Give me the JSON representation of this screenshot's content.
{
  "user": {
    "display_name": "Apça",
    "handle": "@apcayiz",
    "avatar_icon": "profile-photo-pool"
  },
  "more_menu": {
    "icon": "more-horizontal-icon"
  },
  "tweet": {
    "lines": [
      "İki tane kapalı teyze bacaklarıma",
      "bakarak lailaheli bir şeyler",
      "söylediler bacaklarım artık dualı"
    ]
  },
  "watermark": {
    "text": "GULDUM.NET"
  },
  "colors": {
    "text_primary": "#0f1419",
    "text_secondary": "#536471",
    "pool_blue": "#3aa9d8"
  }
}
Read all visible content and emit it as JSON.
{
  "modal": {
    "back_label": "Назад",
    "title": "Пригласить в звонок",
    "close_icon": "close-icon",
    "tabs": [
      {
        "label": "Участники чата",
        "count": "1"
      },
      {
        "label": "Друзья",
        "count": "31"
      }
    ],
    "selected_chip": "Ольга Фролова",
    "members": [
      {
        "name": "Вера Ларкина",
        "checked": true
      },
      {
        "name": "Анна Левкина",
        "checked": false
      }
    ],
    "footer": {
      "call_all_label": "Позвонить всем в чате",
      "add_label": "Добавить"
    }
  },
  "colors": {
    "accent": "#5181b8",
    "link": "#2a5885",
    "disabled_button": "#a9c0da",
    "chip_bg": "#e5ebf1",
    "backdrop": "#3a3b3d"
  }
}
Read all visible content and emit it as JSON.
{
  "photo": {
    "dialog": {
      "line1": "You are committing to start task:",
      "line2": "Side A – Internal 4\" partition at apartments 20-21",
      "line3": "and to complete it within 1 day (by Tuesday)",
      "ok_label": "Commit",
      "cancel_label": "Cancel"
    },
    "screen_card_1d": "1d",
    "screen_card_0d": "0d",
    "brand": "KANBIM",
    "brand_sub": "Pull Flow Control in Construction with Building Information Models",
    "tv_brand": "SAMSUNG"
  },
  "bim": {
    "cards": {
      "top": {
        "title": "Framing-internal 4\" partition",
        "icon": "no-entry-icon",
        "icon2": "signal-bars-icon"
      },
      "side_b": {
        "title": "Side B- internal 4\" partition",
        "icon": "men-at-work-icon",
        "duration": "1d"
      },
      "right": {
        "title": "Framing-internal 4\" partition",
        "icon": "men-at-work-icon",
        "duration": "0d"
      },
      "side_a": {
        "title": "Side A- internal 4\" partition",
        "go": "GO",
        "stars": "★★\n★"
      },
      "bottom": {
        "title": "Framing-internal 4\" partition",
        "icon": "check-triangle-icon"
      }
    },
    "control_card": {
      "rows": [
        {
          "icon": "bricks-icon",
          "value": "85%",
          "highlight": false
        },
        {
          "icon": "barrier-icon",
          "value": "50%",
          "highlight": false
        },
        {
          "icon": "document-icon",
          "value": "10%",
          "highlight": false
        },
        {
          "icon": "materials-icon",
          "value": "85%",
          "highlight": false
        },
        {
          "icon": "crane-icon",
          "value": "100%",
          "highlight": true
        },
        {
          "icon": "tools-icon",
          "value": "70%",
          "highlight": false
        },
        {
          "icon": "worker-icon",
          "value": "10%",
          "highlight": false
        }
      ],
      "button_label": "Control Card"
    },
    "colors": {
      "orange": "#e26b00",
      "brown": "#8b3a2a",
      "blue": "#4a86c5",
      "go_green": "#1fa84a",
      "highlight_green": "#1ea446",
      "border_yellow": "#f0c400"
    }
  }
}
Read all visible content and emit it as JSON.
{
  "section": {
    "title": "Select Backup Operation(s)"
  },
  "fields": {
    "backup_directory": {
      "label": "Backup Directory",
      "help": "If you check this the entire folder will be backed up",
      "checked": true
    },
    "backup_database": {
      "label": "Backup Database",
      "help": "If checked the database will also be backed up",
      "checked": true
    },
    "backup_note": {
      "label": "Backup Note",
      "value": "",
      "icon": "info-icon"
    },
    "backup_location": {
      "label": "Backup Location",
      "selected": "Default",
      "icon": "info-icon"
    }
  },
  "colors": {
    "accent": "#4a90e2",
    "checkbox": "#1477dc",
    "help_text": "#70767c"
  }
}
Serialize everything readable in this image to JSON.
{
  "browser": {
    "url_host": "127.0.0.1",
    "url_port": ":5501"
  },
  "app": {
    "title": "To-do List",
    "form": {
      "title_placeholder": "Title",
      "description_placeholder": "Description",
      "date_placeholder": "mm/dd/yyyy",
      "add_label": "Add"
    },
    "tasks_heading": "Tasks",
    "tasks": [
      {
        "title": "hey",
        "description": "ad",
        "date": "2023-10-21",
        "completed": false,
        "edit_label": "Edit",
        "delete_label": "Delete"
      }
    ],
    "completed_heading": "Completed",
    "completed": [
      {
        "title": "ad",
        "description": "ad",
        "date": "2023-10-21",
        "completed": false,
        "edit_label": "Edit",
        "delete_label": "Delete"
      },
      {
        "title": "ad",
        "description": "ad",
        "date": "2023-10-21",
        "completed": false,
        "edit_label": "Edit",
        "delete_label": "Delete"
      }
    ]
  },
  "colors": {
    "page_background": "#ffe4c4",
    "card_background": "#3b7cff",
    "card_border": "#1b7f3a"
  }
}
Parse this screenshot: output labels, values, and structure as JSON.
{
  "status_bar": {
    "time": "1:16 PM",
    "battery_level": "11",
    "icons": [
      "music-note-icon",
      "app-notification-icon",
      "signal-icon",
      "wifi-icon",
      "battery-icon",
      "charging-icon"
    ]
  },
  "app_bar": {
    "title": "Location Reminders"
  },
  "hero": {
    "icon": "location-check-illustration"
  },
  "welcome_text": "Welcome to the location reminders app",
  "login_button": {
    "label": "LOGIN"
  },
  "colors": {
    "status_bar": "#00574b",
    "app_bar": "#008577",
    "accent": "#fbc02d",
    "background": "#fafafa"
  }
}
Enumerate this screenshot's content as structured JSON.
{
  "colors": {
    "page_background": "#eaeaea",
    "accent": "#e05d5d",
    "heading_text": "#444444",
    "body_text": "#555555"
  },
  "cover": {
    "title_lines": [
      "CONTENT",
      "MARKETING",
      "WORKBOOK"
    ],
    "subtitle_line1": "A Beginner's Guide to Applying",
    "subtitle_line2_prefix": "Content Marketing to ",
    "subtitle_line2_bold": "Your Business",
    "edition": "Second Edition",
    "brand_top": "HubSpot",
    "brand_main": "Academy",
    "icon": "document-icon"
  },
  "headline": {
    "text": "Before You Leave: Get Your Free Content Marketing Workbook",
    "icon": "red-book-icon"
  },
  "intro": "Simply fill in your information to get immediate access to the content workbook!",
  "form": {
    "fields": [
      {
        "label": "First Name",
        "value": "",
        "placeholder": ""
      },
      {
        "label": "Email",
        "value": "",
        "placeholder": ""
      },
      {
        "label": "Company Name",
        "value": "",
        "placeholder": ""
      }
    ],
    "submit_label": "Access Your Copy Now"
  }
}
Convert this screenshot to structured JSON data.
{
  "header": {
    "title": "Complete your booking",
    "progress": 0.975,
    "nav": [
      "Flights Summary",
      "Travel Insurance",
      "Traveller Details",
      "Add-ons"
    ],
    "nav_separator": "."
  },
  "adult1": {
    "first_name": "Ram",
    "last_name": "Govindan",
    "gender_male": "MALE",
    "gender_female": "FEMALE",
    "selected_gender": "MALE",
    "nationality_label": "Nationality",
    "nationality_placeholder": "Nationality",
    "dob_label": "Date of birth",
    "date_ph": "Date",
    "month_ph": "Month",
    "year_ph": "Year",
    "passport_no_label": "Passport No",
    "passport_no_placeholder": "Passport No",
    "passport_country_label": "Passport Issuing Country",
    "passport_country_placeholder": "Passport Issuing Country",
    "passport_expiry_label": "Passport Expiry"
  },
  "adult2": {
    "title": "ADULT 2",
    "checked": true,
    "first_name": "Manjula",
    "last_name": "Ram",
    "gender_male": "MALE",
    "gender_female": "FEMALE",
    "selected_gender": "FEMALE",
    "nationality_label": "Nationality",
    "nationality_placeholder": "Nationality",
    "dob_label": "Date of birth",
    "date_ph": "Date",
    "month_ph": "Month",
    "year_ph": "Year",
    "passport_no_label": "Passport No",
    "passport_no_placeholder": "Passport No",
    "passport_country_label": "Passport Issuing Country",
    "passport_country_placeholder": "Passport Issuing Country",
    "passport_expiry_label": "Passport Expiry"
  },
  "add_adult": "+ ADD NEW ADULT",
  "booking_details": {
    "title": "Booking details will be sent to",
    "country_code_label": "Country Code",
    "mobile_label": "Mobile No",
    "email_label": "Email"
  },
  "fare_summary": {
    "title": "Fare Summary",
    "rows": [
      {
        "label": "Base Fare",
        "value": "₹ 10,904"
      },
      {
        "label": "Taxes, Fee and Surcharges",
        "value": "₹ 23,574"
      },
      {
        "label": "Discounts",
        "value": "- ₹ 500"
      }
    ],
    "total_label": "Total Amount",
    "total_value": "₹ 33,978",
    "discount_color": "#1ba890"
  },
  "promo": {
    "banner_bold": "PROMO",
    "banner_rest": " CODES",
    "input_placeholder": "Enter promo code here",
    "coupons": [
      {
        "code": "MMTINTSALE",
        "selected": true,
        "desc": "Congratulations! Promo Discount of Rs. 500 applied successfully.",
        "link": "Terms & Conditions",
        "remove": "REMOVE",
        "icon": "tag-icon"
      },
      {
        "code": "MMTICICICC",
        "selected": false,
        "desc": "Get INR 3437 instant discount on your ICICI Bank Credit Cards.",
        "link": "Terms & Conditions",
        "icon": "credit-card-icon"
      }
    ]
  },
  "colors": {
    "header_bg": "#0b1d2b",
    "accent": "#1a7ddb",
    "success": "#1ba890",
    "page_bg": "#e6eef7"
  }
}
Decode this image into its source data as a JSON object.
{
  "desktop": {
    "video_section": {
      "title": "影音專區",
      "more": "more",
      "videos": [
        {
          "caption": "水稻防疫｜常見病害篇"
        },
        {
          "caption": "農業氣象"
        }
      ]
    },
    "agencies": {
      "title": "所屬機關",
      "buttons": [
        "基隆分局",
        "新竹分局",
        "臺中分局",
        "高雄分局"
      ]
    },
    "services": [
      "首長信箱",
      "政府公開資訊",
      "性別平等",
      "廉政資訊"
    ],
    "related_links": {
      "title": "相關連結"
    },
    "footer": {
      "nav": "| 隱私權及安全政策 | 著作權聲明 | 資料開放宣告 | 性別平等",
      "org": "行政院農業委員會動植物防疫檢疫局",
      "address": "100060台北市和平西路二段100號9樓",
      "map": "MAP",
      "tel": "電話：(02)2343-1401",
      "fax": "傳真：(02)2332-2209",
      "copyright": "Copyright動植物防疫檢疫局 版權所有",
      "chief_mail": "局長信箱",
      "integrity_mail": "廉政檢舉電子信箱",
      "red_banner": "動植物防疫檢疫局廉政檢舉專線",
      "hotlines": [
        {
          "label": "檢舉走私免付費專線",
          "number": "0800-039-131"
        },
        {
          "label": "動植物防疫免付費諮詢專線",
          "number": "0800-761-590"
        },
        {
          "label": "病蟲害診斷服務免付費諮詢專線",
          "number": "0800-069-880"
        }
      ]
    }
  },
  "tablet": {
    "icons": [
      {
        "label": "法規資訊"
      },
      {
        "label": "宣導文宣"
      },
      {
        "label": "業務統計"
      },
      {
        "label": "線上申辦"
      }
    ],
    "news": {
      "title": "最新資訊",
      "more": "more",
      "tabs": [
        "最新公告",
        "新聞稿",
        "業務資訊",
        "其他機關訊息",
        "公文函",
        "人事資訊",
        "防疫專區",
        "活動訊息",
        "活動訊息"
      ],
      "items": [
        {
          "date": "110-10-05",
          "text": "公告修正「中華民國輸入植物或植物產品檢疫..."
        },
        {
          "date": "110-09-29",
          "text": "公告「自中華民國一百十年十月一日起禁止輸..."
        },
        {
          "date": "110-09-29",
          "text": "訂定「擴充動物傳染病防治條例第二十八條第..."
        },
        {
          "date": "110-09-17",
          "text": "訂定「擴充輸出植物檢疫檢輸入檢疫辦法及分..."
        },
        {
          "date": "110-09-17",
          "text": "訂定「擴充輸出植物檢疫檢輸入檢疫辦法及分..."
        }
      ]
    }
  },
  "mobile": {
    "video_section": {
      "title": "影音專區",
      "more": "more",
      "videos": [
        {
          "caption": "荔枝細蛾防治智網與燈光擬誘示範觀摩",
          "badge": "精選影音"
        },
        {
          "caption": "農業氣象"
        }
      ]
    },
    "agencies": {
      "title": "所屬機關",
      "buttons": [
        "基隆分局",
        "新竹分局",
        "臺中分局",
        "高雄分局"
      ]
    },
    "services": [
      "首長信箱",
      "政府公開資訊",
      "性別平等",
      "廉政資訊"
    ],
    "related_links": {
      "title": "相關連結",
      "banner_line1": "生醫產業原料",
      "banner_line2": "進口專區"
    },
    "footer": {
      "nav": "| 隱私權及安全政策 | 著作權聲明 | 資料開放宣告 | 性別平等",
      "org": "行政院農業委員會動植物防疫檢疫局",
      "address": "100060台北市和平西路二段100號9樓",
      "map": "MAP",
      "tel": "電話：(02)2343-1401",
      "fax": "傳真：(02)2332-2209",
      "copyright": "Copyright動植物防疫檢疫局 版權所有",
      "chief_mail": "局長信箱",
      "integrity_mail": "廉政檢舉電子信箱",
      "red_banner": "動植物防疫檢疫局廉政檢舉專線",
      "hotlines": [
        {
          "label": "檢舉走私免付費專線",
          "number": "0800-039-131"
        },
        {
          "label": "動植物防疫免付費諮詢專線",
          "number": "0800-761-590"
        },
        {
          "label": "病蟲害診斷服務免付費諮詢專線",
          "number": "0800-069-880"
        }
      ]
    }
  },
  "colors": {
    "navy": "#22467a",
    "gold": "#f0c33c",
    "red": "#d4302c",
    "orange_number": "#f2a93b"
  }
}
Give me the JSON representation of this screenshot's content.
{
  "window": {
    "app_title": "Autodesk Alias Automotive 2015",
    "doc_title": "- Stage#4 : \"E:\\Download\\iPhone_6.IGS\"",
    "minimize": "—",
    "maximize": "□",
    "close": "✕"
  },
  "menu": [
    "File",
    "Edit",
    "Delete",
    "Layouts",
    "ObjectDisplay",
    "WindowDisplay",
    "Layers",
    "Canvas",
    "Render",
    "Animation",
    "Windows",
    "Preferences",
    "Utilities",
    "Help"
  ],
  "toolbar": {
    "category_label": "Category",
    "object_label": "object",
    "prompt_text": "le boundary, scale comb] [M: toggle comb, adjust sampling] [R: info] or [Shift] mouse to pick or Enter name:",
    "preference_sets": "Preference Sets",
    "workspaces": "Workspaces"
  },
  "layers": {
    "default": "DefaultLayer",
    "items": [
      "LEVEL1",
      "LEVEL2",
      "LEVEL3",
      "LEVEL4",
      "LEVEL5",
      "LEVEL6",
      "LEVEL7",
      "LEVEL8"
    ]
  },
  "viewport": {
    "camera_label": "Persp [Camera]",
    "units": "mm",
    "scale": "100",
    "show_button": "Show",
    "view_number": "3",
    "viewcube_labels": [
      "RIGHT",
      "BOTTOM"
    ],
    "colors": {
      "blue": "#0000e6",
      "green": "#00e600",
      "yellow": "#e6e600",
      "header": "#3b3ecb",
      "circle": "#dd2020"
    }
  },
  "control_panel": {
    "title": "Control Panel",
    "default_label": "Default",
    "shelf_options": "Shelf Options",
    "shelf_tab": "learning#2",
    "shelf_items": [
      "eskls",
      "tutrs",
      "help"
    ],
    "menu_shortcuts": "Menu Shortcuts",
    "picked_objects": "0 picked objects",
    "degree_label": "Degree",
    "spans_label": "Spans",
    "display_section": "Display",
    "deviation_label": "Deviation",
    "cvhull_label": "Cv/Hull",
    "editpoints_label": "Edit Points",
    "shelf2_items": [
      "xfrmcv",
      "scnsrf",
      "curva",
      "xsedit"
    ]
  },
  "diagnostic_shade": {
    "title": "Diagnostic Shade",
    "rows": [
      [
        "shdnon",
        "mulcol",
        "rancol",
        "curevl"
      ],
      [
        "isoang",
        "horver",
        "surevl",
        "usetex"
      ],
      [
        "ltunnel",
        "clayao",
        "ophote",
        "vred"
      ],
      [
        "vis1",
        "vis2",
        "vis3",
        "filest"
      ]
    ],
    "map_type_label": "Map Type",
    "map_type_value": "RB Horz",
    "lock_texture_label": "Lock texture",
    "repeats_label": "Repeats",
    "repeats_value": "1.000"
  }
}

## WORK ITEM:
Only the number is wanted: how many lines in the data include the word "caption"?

## EXPECTED ANSWER:
4